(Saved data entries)
★ ★ ★ ★
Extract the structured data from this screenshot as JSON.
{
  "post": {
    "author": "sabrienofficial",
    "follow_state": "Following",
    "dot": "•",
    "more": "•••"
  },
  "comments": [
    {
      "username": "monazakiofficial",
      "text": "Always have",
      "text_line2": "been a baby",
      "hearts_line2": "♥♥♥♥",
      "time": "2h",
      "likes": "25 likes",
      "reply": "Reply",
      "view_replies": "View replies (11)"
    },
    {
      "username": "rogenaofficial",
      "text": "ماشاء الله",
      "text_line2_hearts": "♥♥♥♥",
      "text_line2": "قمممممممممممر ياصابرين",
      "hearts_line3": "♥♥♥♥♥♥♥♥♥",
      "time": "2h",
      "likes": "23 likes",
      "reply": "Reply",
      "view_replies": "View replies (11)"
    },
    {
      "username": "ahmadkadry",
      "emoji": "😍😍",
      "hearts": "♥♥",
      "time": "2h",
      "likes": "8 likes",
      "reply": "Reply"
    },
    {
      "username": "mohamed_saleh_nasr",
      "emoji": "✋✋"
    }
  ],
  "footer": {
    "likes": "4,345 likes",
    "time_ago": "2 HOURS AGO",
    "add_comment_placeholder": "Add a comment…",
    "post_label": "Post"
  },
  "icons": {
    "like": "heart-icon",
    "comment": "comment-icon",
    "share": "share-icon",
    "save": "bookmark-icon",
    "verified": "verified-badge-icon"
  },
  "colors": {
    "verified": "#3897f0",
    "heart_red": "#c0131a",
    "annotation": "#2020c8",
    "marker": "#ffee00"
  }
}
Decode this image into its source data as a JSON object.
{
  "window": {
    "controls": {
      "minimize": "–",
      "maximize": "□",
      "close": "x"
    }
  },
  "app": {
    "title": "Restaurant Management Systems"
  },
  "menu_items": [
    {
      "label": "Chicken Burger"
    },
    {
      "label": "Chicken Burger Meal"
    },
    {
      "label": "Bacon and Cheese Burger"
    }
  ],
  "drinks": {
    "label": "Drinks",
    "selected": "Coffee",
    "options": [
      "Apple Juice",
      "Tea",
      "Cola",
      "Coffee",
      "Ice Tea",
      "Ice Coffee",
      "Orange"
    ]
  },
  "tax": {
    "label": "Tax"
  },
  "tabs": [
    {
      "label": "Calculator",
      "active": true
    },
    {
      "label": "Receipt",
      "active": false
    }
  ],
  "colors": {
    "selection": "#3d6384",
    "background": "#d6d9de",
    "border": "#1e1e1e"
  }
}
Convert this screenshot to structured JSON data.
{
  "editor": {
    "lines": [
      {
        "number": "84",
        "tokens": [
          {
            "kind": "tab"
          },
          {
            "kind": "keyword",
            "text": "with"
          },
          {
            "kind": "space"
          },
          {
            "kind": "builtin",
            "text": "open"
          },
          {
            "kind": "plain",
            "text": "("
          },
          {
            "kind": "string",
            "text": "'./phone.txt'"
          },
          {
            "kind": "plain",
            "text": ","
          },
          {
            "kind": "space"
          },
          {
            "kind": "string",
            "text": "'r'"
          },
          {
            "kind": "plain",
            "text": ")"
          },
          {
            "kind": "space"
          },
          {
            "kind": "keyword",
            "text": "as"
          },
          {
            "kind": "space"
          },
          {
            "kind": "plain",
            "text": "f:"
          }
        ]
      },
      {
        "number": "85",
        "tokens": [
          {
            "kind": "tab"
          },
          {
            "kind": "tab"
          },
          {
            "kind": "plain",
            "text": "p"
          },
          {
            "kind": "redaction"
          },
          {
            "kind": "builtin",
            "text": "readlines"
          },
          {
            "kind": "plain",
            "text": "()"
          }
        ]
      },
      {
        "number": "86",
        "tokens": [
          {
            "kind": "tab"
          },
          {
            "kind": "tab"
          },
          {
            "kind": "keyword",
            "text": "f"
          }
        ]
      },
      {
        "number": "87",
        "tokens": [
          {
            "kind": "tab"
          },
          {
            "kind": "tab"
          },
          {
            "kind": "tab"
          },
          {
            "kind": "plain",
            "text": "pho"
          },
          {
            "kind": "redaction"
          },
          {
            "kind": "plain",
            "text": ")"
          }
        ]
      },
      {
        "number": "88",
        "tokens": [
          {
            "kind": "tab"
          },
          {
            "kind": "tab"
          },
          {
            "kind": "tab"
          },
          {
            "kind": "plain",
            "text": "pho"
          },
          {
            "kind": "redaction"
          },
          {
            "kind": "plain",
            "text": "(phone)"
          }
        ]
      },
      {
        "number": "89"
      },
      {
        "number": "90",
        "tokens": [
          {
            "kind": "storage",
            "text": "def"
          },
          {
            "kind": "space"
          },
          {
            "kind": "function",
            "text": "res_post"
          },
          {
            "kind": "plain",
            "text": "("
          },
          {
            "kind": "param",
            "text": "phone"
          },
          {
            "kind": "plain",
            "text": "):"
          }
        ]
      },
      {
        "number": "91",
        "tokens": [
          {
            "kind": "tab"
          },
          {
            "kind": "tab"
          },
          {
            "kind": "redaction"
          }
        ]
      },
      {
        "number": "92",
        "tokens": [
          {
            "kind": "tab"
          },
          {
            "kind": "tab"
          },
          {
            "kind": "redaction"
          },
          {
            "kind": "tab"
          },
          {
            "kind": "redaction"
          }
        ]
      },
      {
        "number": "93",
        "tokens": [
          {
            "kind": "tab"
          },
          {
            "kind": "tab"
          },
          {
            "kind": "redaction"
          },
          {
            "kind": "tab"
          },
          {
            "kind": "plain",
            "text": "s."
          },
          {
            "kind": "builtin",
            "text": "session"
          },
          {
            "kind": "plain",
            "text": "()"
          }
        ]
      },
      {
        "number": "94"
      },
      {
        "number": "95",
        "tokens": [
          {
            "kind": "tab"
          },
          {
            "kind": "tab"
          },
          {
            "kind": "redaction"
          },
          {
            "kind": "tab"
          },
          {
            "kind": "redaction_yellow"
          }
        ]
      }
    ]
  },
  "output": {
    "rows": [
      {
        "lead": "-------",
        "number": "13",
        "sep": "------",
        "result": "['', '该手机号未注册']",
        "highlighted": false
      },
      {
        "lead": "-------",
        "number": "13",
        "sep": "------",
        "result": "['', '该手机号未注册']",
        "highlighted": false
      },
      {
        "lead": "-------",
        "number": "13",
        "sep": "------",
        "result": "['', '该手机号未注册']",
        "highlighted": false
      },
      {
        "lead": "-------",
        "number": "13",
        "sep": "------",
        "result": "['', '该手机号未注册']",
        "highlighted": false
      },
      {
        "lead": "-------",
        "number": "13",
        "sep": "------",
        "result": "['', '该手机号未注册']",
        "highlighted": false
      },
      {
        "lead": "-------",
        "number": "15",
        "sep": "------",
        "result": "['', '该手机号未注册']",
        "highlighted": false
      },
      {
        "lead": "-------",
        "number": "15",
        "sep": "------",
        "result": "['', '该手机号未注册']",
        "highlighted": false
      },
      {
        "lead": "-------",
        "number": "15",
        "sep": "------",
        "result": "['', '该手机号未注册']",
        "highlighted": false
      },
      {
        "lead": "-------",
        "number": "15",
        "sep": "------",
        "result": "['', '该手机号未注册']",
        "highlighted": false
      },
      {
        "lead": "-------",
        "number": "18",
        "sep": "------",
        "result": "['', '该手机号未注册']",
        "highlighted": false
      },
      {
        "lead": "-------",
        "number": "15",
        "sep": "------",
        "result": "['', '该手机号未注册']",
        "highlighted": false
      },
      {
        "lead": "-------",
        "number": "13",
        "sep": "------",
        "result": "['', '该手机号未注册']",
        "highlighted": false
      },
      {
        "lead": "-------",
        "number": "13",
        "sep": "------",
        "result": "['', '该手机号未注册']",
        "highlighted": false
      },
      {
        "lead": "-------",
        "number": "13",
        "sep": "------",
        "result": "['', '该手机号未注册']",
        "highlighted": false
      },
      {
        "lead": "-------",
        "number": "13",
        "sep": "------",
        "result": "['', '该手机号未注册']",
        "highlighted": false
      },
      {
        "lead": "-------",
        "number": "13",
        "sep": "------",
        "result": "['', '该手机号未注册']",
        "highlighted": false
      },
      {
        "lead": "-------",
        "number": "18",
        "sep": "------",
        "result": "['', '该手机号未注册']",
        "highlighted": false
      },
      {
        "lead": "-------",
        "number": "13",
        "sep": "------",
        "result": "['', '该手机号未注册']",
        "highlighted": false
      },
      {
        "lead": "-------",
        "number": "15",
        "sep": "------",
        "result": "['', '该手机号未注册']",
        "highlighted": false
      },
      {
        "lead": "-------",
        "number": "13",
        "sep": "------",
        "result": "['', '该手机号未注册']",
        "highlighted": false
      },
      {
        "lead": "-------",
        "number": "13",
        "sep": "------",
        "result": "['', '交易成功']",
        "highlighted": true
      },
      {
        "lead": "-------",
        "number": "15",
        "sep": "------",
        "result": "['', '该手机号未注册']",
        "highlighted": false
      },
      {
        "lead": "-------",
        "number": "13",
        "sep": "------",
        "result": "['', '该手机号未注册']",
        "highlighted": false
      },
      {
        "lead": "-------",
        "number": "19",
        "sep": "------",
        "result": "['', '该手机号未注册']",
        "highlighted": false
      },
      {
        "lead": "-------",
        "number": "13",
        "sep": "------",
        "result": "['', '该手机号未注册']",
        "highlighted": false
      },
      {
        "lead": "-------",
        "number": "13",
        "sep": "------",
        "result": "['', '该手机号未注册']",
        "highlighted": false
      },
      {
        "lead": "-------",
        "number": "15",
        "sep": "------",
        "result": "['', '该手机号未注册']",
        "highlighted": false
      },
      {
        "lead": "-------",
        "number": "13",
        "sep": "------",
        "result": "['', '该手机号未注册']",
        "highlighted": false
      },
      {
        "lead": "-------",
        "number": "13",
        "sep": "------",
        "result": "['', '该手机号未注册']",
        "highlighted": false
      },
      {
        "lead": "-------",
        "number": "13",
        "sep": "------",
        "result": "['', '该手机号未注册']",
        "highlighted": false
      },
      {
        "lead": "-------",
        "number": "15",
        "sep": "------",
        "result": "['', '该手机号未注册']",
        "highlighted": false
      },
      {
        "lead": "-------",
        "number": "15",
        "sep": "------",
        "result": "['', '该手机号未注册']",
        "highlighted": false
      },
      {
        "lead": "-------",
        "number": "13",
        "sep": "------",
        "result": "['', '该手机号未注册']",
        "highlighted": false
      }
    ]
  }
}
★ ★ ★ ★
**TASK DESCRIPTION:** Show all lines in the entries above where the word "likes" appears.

**RESPONSE BOX:**
      "likes": "25 likes",
      "likes": "23 likes",
      "likes": "8 likes",
    "likes": "4,345 likes",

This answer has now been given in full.